### TASK PROMPT:
Quote the records beneath, complete and exact. Leave out images.

Collected data
----------

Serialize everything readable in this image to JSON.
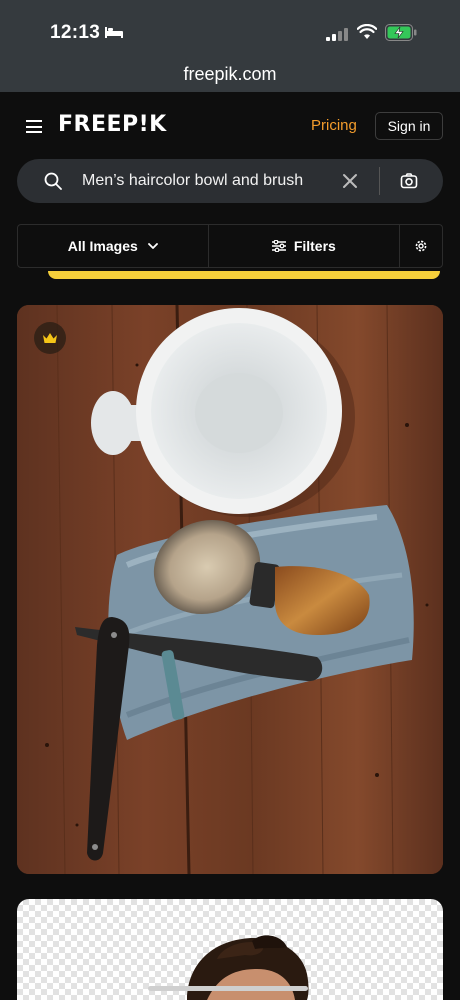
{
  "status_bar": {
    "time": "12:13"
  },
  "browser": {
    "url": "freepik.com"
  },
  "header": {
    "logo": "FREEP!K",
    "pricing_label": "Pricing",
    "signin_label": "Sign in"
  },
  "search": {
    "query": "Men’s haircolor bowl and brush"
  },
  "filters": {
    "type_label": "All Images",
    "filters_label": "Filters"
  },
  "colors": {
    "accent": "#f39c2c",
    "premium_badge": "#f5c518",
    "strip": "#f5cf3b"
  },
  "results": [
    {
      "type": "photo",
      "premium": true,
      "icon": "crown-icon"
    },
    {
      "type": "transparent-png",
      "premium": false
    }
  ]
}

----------

### RESULT OF THE TASK:
Serialize everything readable in this image to JSON.
{
  "status_bar": {
    "time": "12:13"
  },
  "browser": {
    "url": "freepik.com"
  },
  "header": {
    "logo": "FREEP!K",
    "pricing_label": "Pricing",
    "signin_label": "Sign in"
  },
  "search": {
    "query": "Men’s haircolor bowl and brush"
  },
  "filters": {
    "type_label": "All Images",
    "filters_label": "Filters"
  },
  "colors": {
    "accent": "#f39c2c",
    "premium_badge": "#f5c518",
    "strip": "#f5cf3b"
  },
  "results": [
    {
      "type": "photo",
      "premium": true,
      "icon": "crown-icon"
    },
    {
      "type": "transparent-png",
      "premium": false
    }
  ]
}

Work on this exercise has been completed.